Christian Heimes wrote:
Mark Summerfield wrote:
There is an enum module in PyPI http://pypi.python.org/pypi/enum/ and there are several versions in the Python Cookbook.
Wouldn't one of these be worth adopting for the standard library?
It might be worth adding an enum to Python 2.6. I'm +0 on it.
The enum implementation from pypi is not sufficient for Python core. I don't like its __cmp__ and __hash__ code. I also miss the feature to set a start value or to skip values:
I'd be +1 on adding an enum type. I chose an enum type from the cookbook for our company to use. All was great until 1-2 years later when we needed to start persisting objects that contained enums. We found that that publically available enums wouldn't cope and we had to invest signficant effort in changing our code. E.g. the enum type from pypi:
from enum import Enum import pickle
Colours = Enum('red', 'blue', 'green') x = pickle.dumps(Colours.red) y = pickle.loads(x) print y red assert y == Colours.red Traceback (most recent call last): File "<stdin>", line 1, in <module> AssertionError
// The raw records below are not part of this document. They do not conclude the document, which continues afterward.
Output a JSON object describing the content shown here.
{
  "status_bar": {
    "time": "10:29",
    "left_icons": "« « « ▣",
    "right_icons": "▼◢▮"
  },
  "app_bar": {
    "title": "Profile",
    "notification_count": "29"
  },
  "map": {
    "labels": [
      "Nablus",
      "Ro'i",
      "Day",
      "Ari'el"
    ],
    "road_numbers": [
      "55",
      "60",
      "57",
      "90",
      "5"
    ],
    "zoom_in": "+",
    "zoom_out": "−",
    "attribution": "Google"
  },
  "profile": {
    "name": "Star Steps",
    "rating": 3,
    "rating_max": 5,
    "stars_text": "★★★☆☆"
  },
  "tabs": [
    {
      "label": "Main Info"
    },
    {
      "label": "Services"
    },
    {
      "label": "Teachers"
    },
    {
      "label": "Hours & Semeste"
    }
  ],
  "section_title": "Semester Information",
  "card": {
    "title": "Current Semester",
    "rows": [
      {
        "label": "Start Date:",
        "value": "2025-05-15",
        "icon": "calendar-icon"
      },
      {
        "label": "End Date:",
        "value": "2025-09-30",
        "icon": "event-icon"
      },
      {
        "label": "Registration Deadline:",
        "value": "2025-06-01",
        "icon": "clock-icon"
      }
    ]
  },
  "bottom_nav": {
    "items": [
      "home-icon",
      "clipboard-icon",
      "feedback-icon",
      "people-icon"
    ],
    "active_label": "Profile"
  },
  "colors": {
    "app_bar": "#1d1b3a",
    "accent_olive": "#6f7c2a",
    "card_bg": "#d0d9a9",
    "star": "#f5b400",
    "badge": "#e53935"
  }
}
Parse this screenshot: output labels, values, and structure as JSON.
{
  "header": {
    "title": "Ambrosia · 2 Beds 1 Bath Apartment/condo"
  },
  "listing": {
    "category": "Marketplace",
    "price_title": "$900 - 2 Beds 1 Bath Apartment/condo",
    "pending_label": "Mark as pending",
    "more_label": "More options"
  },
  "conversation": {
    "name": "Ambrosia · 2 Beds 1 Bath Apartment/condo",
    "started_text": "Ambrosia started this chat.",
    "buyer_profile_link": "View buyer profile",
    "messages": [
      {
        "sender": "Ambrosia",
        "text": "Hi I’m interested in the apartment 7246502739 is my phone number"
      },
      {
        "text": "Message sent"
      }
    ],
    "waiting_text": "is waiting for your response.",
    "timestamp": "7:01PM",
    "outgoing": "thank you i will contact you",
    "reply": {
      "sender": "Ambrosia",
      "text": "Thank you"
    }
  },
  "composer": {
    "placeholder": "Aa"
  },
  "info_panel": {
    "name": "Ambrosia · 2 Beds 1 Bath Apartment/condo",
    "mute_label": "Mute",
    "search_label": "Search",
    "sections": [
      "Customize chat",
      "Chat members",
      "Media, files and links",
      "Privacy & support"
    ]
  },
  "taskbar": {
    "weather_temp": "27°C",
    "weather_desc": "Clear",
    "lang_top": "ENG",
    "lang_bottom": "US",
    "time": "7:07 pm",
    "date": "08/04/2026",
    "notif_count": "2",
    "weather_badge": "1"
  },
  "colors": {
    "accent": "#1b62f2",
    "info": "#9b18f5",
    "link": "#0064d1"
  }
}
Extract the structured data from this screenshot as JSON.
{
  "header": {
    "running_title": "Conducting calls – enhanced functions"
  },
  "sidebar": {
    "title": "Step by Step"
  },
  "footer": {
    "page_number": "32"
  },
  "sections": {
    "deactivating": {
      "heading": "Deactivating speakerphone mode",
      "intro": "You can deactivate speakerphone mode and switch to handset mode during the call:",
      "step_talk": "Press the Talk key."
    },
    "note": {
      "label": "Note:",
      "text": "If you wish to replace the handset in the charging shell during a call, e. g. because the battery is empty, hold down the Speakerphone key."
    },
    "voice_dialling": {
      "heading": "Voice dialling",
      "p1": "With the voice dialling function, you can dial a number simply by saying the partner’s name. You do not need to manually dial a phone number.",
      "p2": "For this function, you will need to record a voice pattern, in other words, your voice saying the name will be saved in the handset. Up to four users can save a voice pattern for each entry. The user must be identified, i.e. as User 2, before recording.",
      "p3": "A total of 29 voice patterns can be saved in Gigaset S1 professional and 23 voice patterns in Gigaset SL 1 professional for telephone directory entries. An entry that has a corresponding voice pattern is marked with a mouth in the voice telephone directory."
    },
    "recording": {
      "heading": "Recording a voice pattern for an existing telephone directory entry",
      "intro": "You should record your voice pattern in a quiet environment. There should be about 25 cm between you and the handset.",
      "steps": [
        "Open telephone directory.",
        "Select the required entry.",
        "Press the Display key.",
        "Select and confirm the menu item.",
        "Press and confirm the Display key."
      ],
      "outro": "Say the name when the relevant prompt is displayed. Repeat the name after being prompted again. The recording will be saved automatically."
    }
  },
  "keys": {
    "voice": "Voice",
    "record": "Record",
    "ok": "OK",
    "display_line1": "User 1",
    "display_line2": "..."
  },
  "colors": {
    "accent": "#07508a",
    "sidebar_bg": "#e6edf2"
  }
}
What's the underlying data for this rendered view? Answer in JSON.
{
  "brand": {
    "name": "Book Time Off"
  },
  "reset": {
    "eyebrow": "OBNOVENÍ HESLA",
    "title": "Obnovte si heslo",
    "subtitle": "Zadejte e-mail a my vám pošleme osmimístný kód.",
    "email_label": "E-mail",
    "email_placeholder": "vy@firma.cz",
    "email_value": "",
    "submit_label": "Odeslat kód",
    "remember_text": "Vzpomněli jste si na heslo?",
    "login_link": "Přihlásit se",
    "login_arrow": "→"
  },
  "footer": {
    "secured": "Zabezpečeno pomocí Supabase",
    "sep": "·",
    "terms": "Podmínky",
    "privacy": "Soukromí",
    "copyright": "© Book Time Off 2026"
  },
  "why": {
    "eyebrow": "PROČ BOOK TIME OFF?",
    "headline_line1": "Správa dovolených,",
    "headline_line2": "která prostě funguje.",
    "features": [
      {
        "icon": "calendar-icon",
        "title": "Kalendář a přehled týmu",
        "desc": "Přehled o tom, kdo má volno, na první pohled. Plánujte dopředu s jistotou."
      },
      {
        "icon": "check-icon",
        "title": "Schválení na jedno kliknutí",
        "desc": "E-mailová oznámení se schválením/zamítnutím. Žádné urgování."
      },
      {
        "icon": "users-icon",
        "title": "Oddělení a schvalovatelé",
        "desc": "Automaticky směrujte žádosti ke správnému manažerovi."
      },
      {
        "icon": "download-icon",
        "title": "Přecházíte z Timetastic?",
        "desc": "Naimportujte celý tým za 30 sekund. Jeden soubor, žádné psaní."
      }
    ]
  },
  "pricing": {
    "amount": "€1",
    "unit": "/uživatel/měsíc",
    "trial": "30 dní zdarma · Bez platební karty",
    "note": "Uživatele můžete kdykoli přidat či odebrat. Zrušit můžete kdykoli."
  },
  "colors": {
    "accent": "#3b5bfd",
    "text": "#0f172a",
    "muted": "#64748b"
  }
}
Also, we find that experienced python programmers are use to the absence of a standard enum type but new python programmers are surprised by its absence - it's not 'batteries included'. So I think there would be value in adding an enum to the standard library that does the job correctly.